Our "manufacturing" sector now rests more on ideas than on machines, but our educational system has not kept pace. Immigration, legal and otherwise, continues to change the face of America. Computers, regarded as an egghead novelty in the 1980s, are fundamental to daily life in 2008. So, too, are internet-based communications. Globalization isn't just a word, and the "flat world" not just a concept. Those are the realities of daily life. Economic turmoil in Iceland, pollution in China, African drought and famine: they affect our economy; our levels of smog; our foreign policy (for which we pay taxes).
The pace of this tumult can rattle the most focused and open-minded among us, and make us long for some imagined or real "good old days," when everyone looked like us and we knew where we would work for the next thirty years. When our neighbors all spoke English, and our home lives were distinct from our work lives. When no one pondered the cost of oil, and blackberries and computers were the stuff of science fiction.
It's normal to want things to stay the same. It's normal to feel anxious when change forces itself into every crevice of our lives. It's normal, too, to react to upheaval with fear and loathing. Whether he intended it or not, Senator McCain exploited these undercurrents of nostalgic fear and anxiety.

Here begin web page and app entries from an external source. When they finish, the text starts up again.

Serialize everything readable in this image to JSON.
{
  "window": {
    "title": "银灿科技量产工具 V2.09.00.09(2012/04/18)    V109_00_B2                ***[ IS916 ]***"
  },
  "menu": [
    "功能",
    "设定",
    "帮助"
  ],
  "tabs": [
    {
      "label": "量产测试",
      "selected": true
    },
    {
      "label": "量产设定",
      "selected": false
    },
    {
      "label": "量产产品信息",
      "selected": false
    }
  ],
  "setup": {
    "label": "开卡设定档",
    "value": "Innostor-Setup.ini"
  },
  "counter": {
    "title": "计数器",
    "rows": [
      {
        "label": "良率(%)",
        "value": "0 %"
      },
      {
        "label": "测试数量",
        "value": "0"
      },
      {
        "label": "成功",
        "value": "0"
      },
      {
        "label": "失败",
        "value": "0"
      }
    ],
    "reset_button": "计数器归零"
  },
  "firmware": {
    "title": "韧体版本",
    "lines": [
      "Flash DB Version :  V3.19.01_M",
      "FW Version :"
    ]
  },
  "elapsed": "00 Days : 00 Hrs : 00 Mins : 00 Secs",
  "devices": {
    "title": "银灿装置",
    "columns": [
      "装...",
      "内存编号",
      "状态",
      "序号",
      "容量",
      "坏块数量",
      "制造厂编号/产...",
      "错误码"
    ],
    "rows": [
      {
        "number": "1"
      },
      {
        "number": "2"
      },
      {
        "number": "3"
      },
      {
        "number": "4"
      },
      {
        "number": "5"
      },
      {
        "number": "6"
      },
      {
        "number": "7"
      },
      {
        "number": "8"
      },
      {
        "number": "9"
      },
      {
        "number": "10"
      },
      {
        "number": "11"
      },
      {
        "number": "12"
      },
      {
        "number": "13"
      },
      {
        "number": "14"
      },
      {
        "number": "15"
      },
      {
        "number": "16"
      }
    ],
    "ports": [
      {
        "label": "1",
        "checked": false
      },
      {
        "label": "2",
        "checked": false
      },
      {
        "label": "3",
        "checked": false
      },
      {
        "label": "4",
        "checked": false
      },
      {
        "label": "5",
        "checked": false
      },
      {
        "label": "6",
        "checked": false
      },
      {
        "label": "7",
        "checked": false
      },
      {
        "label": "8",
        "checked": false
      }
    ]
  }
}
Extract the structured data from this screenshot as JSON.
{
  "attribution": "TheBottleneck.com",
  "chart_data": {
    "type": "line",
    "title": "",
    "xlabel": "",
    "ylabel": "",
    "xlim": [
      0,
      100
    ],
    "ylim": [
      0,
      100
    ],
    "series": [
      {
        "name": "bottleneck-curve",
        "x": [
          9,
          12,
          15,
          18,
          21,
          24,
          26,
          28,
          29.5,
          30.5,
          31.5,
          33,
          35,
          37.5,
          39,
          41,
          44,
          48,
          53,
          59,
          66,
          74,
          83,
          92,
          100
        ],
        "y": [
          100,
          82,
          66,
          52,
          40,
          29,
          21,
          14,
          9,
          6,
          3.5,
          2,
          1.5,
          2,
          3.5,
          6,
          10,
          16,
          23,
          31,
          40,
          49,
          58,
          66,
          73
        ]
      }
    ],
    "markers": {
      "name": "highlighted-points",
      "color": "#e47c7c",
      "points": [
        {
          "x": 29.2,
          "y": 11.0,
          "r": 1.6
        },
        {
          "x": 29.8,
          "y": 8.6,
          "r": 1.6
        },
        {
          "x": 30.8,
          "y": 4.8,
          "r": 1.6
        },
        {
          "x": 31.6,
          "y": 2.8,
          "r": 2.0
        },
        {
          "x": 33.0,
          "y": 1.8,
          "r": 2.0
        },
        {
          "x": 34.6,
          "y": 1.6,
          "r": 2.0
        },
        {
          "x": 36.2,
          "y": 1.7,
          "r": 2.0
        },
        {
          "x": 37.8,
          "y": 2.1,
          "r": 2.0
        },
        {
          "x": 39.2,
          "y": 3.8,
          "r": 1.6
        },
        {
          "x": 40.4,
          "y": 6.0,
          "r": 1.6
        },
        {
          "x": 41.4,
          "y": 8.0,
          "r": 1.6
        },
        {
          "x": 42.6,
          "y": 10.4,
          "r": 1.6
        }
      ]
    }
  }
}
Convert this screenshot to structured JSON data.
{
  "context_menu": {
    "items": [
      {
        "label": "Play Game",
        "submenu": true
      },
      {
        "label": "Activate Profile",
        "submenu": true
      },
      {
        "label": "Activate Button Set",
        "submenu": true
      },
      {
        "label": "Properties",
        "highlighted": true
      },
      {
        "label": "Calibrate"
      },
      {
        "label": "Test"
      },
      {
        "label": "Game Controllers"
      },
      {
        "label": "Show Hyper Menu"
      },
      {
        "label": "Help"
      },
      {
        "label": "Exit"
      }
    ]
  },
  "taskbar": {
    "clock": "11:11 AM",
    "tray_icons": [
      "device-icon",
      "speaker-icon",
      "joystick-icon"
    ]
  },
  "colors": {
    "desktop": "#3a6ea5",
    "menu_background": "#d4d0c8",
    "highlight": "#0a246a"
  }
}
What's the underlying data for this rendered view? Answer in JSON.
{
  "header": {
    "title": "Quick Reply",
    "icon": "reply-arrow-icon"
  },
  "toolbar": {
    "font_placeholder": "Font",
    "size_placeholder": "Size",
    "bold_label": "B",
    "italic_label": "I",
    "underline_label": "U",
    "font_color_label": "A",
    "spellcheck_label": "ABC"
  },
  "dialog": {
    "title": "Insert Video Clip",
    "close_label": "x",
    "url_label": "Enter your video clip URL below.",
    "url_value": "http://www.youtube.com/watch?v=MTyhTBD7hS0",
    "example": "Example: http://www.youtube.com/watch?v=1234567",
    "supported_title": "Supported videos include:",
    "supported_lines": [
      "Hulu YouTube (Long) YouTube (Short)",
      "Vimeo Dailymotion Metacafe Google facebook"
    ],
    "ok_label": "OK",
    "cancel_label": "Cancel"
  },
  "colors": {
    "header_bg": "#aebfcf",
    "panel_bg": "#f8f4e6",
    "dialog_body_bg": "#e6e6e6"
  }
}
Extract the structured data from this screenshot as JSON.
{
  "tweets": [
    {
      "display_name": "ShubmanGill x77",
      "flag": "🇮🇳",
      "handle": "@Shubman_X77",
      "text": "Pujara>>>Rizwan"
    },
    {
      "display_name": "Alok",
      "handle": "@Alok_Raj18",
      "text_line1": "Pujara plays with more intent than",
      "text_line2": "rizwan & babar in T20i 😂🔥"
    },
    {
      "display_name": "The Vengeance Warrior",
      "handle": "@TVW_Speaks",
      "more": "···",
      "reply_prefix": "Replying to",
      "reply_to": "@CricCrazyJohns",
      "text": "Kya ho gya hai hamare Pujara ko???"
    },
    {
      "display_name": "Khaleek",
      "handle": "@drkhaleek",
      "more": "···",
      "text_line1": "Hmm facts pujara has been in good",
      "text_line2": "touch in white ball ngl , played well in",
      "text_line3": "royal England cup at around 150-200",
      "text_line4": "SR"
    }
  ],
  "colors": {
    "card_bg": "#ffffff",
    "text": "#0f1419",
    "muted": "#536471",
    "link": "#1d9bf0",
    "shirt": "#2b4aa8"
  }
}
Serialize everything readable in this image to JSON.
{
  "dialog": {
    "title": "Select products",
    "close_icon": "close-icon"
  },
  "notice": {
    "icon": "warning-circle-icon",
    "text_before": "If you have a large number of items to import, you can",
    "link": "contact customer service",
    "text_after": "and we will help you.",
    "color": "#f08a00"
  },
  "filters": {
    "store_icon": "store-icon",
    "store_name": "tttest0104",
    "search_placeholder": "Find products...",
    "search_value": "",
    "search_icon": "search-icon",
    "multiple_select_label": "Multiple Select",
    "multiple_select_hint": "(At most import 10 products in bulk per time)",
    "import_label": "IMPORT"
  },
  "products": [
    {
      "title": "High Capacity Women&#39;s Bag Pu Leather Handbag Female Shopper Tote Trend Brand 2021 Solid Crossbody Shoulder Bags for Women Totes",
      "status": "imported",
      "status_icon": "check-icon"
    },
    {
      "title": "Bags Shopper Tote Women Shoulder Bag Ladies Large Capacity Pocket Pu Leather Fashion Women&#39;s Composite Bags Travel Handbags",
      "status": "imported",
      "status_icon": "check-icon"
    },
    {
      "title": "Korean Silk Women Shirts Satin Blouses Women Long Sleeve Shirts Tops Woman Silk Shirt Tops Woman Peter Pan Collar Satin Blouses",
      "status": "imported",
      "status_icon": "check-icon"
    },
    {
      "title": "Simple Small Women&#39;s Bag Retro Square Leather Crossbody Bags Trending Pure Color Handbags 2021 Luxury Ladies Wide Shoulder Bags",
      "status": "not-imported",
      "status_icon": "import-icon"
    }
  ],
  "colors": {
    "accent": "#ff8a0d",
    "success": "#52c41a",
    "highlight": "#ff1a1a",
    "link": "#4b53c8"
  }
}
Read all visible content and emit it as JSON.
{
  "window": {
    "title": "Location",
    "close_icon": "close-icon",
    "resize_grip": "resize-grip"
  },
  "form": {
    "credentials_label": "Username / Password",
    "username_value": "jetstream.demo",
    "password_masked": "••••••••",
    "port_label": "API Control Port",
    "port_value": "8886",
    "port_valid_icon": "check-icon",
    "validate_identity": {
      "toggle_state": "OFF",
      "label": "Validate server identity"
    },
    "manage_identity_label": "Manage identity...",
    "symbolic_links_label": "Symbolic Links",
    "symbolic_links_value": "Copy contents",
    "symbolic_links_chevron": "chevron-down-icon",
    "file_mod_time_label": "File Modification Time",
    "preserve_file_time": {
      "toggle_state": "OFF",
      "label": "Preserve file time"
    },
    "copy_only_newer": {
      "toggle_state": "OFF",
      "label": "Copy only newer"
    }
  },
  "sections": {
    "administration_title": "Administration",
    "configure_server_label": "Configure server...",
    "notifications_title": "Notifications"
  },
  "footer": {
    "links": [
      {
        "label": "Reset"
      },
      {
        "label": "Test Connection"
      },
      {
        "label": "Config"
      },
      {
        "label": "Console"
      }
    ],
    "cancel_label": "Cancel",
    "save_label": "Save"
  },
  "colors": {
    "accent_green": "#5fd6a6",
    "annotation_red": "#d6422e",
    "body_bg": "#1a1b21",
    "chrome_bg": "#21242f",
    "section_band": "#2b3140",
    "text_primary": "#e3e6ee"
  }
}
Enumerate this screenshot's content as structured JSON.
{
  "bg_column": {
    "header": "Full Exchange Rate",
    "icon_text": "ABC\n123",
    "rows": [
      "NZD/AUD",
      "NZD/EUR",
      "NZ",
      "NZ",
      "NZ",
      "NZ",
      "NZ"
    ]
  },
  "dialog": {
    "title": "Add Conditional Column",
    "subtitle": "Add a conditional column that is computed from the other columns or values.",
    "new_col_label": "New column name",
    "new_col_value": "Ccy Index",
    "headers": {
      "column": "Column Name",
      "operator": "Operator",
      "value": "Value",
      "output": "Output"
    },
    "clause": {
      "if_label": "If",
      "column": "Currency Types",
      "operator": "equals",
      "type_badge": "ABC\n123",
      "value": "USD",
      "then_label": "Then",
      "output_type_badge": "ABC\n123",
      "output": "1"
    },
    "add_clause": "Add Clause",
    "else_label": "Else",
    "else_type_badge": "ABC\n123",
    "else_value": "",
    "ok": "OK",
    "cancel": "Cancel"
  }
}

His running mate, Governor Palin, touted the virtues of "real" Americans (translation: white, Christian, middle-class) as more valuable that an apparently "unreal" America (apparently non-white, non-Christian, and some undefined "class.") She pitched her appeal to a culture that would look inward; to fear, hostility and division. In her America, citizens would ignore the realities of globalization and global politics (except, presumably, to launch attacks on "terrorists," which she defined as anyone who isn't white, small-town, and American.)
Barack Obama, on the other hand, urged voters to recognize the realities of global politics; to acknowledge that "Americans" are white, black, Asian, and "other"; are Muslim, Christian, Jewish, Bahai and, god forbid (no pun intended), even atheist. He recognized that the "future" is already here, and it's our job to figure out how to live in and with it. He reminded us that that the United States is the shining city on the hill and that it's our moral obligation to engage with the rest of the planet.
In short, during the election campaign of 2008, we faced two clear paths. Not between two different tax policies, or between different versions of national health care. Not between those who do and do not wear lapel pins. Not between those who use blackberries and those who barely understand "the google."
Rather, we faced two different visions about how we see ourselves, our nation, our nation's relations with the rest of the planet, and the future. And on election day, we chose.
The historical significance of Obama's election is this: At a moment when the entire planet faces multiple crises -- environmental, political, economic -- millions of Americans voted to explore, rather than ignore, uncertainty. Rather than ignore globalization, millions chose to acknowledge it so we can figure out how to live with it. Chose engagement rather than isolation. Chose unity rather than division. We chose to embrace the realities of the present so that we could plan a better future. We chose courage -- and, yes, hope -- over fear. That is the significance of the election of 2008.
Sidenote: Last week, I read a terrific op-ed piece about the historical implications of this election, one that echoed what I was already thinking about. So here's a short essay by Samuel Freedman, who is far more eloquent than I am.